# Brief:
Please copy each line of the listing that includes the string "content".

# Extracted records:
---*---
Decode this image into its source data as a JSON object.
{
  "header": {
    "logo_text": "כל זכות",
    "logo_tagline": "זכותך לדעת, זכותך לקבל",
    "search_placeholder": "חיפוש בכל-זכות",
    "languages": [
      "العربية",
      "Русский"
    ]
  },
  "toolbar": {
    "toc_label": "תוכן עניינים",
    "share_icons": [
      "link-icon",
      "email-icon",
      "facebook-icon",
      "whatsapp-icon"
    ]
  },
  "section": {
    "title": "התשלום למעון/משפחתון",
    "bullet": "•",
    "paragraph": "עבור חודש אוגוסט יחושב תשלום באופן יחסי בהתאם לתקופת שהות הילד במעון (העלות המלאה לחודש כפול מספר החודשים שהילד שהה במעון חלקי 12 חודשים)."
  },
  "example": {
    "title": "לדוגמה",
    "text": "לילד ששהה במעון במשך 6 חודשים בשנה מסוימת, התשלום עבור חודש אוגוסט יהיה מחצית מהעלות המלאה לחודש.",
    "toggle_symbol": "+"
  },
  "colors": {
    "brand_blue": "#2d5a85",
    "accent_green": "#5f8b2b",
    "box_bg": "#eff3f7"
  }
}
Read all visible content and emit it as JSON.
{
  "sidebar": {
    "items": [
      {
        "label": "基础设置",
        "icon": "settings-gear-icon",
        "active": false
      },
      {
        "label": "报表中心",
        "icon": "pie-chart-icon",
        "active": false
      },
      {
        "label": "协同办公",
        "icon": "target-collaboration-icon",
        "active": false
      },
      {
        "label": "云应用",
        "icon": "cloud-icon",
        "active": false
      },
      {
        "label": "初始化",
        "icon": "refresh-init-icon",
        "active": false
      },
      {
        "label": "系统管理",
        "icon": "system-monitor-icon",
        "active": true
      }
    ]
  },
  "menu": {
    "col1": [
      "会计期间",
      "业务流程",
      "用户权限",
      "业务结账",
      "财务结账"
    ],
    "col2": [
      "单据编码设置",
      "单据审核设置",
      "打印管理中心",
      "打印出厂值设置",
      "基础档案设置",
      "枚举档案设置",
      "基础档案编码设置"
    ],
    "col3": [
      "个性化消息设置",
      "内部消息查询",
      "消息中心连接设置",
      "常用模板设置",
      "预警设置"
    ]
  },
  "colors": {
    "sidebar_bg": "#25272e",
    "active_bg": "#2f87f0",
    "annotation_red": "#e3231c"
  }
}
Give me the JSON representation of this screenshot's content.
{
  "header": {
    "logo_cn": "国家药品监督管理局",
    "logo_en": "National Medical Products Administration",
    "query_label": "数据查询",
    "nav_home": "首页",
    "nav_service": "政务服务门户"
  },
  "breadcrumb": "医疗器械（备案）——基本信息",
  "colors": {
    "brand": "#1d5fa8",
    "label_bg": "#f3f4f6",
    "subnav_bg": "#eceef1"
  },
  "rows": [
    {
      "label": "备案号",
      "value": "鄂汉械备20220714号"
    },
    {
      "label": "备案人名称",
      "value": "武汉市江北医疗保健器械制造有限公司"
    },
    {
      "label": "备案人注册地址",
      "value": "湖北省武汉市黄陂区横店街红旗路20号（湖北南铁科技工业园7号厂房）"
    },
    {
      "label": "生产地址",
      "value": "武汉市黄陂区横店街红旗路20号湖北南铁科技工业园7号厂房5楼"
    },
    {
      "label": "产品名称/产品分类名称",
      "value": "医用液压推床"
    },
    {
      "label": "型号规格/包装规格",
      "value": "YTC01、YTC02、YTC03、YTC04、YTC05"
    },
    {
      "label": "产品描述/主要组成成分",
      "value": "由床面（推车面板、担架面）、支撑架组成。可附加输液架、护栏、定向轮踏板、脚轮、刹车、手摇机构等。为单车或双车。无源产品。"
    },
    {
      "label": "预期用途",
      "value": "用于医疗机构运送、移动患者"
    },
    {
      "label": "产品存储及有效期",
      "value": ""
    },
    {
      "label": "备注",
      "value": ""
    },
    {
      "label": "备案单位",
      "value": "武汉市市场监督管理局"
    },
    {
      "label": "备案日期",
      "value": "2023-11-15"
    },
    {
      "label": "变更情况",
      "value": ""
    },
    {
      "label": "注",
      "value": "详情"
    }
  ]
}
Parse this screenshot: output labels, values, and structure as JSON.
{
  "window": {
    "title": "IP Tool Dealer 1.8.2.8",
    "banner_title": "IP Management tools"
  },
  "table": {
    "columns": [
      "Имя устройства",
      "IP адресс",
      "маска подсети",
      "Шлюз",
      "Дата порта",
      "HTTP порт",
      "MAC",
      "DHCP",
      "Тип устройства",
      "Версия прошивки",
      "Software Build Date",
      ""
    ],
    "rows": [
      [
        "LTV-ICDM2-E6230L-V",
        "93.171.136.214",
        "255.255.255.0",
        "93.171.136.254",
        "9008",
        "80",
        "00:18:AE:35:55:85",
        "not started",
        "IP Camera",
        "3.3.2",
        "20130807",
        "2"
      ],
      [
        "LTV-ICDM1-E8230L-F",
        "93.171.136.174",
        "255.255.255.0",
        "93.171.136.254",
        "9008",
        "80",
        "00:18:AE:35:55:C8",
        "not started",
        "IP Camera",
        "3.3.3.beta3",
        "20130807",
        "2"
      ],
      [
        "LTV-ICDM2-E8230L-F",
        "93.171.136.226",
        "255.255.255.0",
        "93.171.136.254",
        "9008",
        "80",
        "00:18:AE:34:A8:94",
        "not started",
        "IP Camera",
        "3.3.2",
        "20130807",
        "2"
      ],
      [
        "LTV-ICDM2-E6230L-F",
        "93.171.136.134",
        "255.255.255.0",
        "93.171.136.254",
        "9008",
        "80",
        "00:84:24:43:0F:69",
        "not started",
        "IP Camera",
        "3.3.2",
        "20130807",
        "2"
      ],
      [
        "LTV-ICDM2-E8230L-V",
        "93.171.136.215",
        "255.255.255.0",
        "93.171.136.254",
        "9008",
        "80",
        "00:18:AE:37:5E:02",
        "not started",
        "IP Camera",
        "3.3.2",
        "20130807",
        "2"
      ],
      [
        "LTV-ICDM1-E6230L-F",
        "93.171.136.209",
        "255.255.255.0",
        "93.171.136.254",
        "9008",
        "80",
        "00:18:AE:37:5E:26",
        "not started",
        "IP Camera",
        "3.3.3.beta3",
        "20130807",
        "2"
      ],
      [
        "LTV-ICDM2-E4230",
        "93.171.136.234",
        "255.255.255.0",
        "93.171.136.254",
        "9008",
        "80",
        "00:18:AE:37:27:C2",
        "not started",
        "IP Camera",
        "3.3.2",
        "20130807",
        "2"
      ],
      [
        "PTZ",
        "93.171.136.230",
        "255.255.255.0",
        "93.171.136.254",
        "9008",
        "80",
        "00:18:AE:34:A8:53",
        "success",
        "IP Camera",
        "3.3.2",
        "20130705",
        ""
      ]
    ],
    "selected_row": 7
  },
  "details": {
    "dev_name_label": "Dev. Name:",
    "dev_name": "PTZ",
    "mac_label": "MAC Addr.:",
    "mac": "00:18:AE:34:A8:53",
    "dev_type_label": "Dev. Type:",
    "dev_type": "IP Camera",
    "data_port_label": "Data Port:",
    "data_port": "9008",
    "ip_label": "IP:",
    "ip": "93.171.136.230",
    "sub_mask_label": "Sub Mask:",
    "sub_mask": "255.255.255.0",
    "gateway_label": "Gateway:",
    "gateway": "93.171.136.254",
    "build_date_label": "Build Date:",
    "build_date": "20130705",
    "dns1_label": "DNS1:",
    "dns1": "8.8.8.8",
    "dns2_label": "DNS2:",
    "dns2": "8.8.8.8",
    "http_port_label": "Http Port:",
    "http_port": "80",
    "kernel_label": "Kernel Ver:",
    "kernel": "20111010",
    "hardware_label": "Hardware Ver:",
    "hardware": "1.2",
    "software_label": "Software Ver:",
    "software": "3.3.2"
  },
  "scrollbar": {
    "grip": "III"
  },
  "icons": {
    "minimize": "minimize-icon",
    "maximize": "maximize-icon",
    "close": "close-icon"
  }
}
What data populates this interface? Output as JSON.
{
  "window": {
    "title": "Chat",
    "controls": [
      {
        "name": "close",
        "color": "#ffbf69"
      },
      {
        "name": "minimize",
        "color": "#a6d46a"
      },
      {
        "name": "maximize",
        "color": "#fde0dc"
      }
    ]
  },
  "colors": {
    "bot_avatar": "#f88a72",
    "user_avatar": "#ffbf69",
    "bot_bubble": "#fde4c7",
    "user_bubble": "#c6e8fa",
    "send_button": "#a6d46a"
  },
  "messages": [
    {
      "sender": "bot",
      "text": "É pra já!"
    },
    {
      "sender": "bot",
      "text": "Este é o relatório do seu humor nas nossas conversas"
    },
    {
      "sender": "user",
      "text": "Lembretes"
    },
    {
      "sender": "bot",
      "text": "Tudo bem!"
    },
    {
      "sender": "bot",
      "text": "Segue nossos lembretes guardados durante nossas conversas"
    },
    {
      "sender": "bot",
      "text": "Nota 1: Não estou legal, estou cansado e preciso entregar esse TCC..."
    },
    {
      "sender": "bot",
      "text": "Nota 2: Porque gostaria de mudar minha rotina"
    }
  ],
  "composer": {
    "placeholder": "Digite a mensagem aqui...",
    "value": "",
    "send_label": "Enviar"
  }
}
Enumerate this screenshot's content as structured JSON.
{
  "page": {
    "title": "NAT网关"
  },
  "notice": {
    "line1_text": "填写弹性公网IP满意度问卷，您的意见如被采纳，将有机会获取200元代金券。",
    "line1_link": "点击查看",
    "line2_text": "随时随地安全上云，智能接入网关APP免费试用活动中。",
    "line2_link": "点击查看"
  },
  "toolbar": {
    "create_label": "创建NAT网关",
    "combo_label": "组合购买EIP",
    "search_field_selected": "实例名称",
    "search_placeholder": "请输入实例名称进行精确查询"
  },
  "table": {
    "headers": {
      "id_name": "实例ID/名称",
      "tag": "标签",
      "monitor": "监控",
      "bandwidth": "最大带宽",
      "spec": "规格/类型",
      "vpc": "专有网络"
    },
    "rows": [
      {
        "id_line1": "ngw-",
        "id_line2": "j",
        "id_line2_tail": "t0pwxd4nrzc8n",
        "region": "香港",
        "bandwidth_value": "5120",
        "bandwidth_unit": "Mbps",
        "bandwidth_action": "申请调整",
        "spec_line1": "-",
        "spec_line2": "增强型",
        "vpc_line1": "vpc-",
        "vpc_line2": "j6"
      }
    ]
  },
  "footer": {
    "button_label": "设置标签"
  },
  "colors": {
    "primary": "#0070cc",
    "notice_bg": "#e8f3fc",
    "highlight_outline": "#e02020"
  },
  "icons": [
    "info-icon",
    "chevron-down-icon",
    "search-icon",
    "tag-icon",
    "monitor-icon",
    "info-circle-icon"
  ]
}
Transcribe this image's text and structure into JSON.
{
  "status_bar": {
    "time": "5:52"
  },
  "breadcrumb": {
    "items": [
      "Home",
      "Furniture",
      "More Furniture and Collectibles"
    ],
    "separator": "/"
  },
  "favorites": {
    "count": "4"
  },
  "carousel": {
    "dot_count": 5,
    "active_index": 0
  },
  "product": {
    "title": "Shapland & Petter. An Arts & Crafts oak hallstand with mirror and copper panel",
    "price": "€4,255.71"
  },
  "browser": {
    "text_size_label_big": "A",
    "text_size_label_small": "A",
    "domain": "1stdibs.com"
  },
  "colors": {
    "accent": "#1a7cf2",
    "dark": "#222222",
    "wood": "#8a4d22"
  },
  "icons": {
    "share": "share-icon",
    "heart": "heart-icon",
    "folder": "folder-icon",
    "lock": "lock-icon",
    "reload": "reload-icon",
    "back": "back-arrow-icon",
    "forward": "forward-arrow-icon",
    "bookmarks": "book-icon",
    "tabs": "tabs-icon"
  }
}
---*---
# Written solution:
Read all visible content and emit it as JSON.
Give me the JSON representation of this screenshot's content.
Enumerate this screenshot's content as structured JSON.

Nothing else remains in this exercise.